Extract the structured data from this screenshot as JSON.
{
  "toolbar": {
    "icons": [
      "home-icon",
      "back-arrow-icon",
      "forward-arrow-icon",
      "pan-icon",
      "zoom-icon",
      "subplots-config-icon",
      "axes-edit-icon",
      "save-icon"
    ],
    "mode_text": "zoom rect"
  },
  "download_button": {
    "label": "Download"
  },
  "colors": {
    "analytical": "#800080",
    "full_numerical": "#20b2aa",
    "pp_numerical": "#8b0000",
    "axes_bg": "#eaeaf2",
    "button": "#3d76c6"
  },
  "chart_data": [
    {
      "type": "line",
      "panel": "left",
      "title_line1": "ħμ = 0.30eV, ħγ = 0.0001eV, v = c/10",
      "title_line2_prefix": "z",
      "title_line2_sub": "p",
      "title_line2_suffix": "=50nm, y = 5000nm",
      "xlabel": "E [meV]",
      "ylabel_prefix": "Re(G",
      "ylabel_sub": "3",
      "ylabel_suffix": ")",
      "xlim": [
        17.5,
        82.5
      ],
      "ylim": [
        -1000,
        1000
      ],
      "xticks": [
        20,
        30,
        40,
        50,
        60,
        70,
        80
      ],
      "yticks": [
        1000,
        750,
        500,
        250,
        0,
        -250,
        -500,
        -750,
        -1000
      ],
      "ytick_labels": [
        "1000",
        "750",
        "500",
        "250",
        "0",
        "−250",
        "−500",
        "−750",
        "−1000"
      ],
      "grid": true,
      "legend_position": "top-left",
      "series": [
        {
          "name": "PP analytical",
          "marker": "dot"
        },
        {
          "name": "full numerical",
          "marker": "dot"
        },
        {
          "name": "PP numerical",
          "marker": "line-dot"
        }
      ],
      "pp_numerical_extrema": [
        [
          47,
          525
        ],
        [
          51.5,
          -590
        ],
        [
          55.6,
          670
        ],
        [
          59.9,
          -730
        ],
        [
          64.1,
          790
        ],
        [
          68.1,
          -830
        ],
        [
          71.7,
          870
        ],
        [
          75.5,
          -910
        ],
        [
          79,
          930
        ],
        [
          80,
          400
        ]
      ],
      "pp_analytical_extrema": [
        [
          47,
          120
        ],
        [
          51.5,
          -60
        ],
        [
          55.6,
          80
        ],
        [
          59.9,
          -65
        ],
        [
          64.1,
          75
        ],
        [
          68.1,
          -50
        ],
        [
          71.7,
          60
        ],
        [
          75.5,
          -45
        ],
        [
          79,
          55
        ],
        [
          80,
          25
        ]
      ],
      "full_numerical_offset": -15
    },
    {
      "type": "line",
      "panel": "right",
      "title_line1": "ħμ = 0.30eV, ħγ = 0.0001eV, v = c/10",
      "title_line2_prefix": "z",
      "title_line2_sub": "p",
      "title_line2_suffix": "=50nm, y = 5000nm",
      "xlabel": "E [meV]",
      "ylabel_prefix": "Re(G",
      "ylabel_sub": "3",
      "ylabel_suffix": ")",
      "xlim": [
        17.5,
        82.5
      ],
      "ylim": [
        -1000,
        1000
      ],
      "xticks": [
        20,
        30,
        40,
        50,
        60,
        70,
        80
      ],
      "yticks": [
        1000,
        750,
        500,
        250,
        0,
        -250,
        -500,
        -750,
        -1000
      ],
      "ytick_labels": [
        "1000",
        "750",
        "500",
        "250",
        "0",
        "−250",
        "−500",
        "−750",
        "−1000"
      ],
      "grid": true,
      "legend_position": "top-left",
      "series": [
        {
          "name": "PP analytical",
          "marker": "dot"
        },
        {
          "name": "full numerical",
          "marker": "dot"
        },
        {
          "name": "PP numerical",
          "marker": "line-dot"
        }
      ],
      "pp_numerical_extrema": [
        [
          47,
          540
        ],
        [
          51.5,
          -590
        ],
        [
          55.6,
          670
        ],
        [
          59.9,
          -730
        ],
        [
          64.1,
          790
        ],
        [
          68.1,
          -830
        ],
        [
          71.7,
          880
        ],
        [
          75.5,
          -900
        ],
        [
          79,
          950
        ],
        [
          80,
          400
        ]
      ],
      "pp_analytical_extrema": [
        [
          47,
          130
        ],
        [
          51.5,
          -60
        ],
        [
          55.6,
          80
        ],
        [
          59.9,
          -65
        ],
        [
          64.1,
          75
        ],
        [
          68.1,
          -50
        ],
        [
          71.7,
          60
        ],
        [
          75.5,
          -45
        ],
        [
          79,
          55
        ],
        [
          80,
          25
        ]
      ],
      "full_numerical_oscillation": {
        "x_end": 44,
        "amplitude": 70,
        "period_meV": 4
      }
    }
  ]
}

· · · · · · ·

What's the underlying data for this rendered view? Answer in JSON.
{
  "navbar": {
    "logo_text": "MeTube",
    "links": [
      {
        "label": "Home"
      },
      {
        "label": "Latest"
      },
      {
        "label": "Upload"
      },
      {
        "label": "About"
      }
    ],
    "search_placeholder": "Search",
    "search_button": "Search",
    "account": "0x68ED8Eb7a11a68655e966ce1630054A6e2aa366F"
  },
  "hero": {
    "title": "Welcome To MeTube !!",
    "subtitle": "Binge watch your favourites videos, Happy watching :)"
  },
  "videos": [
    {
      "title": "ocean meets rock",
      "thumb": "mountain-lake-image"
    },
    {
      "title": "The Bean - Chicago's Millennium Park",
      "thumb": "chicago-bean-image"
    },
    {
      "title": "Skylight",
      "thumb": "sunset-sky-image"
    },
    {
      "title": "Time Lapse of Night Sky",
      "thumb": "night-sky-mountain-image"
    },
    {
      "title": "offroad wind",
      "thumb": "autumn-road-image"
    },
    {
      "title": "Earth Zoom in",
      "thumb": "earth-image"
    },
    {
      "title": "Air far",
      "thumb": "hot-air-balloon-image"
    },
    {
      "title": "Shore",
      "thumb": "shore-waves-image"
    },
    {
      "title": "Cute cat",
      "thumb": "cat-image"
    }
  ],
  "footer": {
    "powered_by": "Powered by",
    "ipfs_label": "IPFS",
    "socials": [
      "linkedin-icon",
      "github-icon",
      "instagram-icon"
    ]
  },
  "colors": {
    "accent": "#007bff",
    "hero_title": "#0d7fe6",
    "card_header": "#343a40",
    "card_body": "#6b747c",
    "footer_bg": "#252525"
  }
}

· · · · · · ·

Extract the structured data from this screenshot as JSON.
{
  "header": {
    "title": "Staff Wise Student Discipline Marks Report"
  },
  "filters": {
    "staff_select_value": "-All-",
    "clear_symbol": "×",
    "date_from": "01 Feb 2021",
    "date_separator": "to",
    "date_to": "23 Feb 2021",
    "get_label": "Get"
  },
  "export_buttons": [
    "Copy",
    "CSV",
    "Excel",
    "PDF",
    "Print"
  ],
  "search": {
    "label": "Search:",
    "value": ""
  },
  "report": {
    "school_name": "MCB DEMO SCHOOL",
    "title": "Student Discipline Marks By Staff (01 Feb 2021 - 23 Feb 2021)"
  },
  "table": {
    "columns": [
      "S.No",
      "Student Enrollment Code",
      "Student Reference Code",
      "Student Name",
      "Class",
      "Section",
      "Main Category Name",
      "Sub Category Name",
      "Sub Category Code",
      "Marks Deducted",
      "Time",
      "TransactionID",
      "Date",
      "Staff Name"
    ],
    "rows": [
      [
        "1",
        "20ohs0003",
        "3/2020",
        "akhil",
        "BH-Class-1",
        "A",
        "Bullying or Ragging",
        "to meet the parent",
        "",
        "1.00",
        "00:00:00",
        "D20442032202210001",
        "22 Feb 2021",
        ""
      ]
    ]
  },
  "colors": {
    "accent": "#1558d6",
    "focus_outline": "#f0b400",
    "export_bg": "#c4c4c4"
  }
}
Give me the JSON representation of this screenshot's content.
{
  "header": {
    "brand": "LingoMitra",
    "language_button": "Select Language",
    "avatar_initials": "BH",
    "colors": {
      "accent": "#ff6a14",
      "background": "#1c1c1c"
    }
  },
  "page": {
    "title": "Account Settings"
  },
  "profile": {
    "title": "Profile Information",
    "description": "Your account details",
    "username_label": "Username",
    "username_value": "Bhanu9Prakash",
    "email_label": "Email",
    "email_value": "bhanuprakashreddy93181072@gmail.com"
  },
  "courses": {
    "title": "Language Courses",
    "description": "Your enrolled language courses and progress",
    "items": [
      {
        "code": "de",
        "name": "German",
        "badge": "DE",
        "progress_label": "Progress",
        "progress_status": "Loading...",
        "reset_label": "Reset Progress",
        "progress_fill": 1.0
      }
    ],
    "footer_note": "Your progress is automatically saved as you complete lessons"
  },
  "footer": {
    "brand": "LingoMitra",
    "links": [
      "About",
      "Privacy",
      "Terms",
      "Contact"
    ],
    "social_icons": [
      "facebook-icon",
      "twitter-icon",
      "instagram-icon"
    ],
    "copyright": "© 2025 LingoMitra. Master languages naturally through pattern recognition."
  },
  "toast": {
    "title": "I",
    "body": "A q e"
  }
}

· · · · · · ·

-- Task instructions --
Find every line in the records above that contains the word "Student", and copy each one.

-- Output --
    "title": "Staff Wise Student Discipline Marks Report"
    "title": "Student Discipline Marks By Staff (01 Feb 2021 - 23 Feb 2021)"
      "Student Enrollment Code",
      "Student Reference Code",
      "Student Name",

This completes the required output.